Fashion week, for me, is a mixture of anticipation and dread. I love the chance to see what’s going to be “out there” before anyone else gets to see it (well, pretty much, anyway). And I love getting the chance to see old friends and colleagues that I mostly have to connect with on social media during the rest of the year, because they’re not in NYC or they’re not at the same events I’m attending.
In the “good old days” when there were less people clamoring to get into the fashion week tents, I really really enjoyed the honor of being invited backstage to watch the best hair, makeup and nail pros in the world, work on the models. Back then, when I was maybe one of a handful of writers who were covering that backstage, I could stay back there as long as I wished as long as I wasn’t in the way. (you can still see some of the old backstage beauty and runway show coverage I did on the old Advice Sisters web site or by Googling “advicesisters” and “fashion week” and maybe “backstage”).
I don’t want to knock IMG or the move to Lincoln Center but it’s certainly not better than it used to be. Still, situations change and we all have to adapt to it whether we like it or not. But yesterday at those tents, there was literally no excitement. True, it was just the first day, but where were the crowds waiting to see if a celebrity would come through the front doors? I didn’t even see one curious tourist milling outside. I didn’t even see any celebrities inside in the front rows of the shows I attended. In fact, it seemed like despite the fact that so many of my colleagues and I got standing room, or rejections, most of the seats (that are so hard to get) were empty. Literally no one was standing except the backstage teams. And, other than some people milling around outside the tents dressed outrageously, even the photographers hoping to get street style photos, were bored. Inside the tents, due to what seems to be a lack of sponsors, there was nothing much to do except read The Daily and wait on another endless line to get into another show. It was disappointing. While I don’t really need another pair of custom designed Havaianas, or tons of candy, or even a glass of warm wine or a yogurt, without vendors or exhibits, the tents inside, were just as dull and unexciting as was the atmosphere, outside.
I just posted my first little report (with my own photos, why use the same ones everyone else has on their sites) on what I saw yesterday. I went to four shows: Kaelen, Tadashi, Richard Chair Love Womens & Mens, and Chadwick Bell. I could have gone to more, but honestly, I was bored, and tired.
The bright spots in the deay (other than meeting some great new editors, and old friends) might have been the GBK lounge and the Allure lounge, where at least I had a chance to see some unique items from exhibitors I wouldn’t see any other way. And, thanks to GBK and Allure, there was at least “life” at Lincoln Center!

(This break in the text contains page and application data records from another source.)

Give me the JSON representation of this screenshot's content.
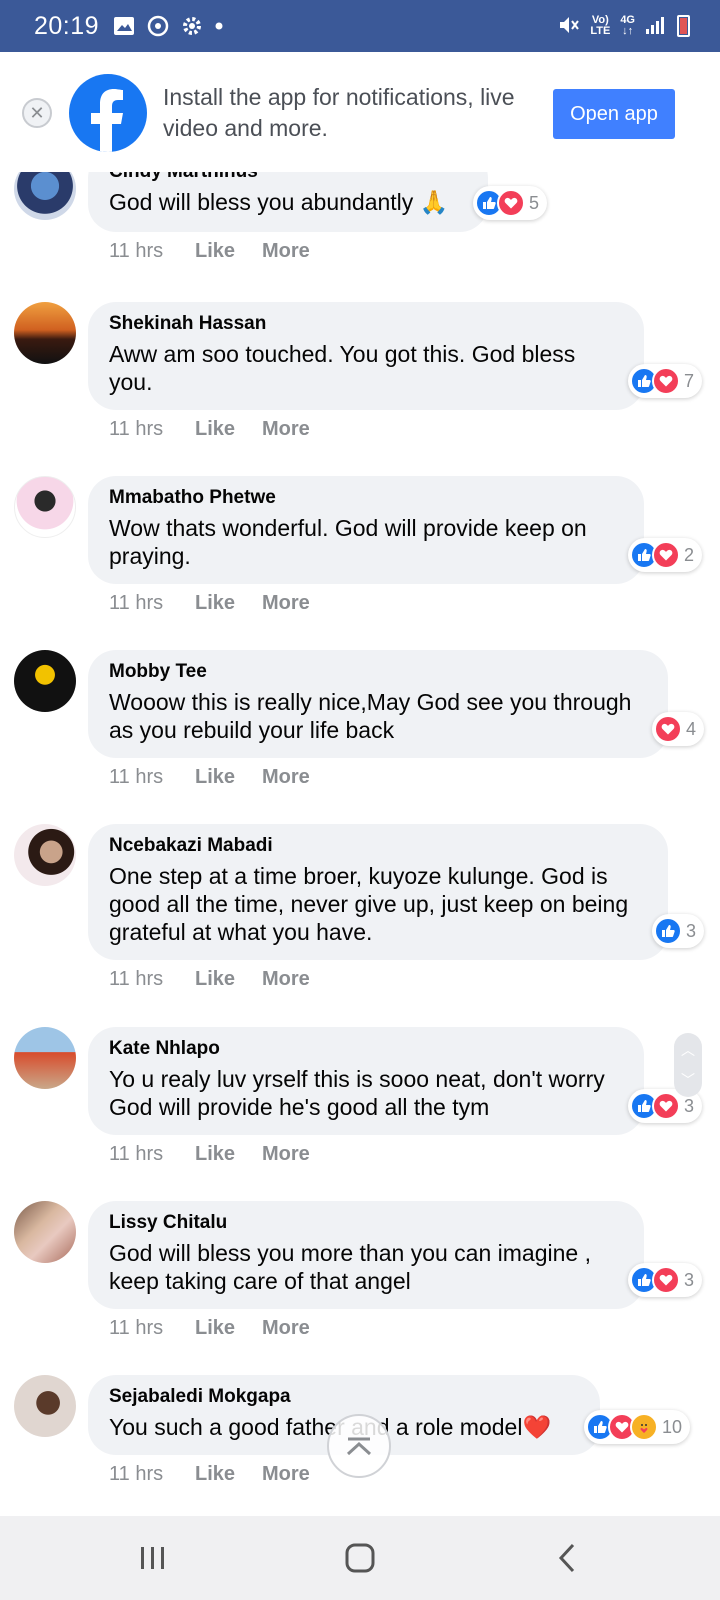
{
  "status_bar": {
    "time": "20:19",
    "network_top": "Vo)",
    "network_bottom": "LTE",
    "gen": "4G",
    "left_icons": [
      "image-icon",
      "sync-icon",
      "gear-icon",
      "dot-icon"
    ],
    "right_icons": [
      "mute-icon",
      "signal-icon",
      "battery-icon"
    ],
    "bar_color": "#3b5998"
  },
  "banner": {
    "text": "Install the app for notifications, live video and more.",
    "button_label": "Open app",
    "accent": "#1877f2"
  },
  "comments": [
    {
      "author": "Cindy Marthinus",
      "text": "God will bless you abundantly 🙏",
      "time": "11 hrs",
      "like": "Like",
      "more": "More",
      "reactions": [
        "like",
        "love"
      ],
      "count": "5"
    },
    {
      "author": "Shekinah Hassan",
      "text": "Aww am soo touched. You got this. God bless you.",
      "time": "11 hrs",
      "like": "Like",
      "more": "More",
      "reactions": [
        "like",
        "love"
      ],
      "count": "7"
    },
    {
      "author": "Mmabatho Phetwe",
      "text": "Wow thats wonderful. God will provide keep on praying.",
      "time": "11 hrs",
      "like": "Like",
      "more": "More",
      "reactions": [
        "like",
        "love"
      ],
      "count": "2"
    },
    {
      "author": "Mobby Tee",
      "text": "Wooow this is really nice,May God see you through as you rebuild your life back",
      "time": "11 hrs",
      "like": "Like",
      "more": "More",
      "reactions": [
        "love"
      ],
      "count": "4"
    },
    {
      "author": "Ncebakazi Mabadi",
      "text": "One step at a time broer, kuyoze kulunge. God is good all the time, never give up, just keep on being grateful at what you have.",
      "time": "11 hrs",
      "like": "Like",
      "more": "More",
      "reactions": [
        "like"
      ],
      "count": "3"
    },
    {
      "author": "Kate Nhlapo",
      "text": "Yo u realy luv yrself this is sooo neat, don't worry God will provide he's good all the tym",
      "time": "11 hrs",
      "like": "Like",
      "more": "More",
      "reactions": [
        "like",
        "love"
      ],
      "count": "3"
    },
    {
      "author": "Lissy Chitalu",
      "text": "God will bless you more than you can imagine , keep taking care of that angel",
      "time": "11 hrs",
      "like": "Like",
      "more": "More",
      "reactions": [
        "like",
        "love"
      ],
      "count": "3"
    },
    {
      "author": "Sejabaledi Mokgapa",
      "text": "You such a good father and a role model❤️",
      "time": "11 hrs",
      "like": "Like",
      "more": "More",
      "reactions": [
        "like",
        "love",
        "care"
      ],
      "count": "10"
    }
  ],
  "navbar": {
    "icons": [
      "recent-apps-icon",
      "home-icon",
      "back-icon"
    ]
  }
}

..and let’s not forget Fashions Night Out. I got a fabulous blow-out from Kelly Diana Johnson, a Redken Educator who owns her own salon (Elan) and a makeup store called “Blush” in Seagirt New Jersey. Kelly, very talented, was also very interesting to chat with.
This, after the pampering I had literally the day before by Redken pros David Stanko and Jenny Balding at the Cutler Salon. Both David and Jenny are not just pro stylists, they work with celebrities and models all the time. I feel honored to count them as the top two in my “beauty team.” How much “great hair” can a girl love? All of it!
After all the good vibes from the Redken Fashions Night Out event, I didn’t really want to slog through the crowds that were quickly forming for 5th Avenue stores. You’ve got to keep healthy in NYC and especially during Fashion Week, when you’re running around and on your feet day and night. So I didn’t stick around for the crowds and craziness although I did stop at the Steve Madden store for a moment on the way to the subway. I’m not sure how many people walking around trying to see celebrities and get free entertainment really know that the official charity of FNO is the NYC AIDS Fund in the Community Trust. Good cause. The CFDA also supports young designers. So if you bought (or buy) something like one of the FNO nifty tee shirts or a tote bag, you supported good causes.
Today I’m going to a few things, and I’ll report back. I am not entirely comfortable writing about myself, because advicesisters.net is not a blog (although we do use WordPress) but more, an online publication with seven different columns. If anyone wants to write for one of the columns of advicesisters.net, email me (contact us will get you there). But this personal blog is something new. I don’t know who is reading it or if it’s worth continuing, but let me know what you think….
love, success & happiness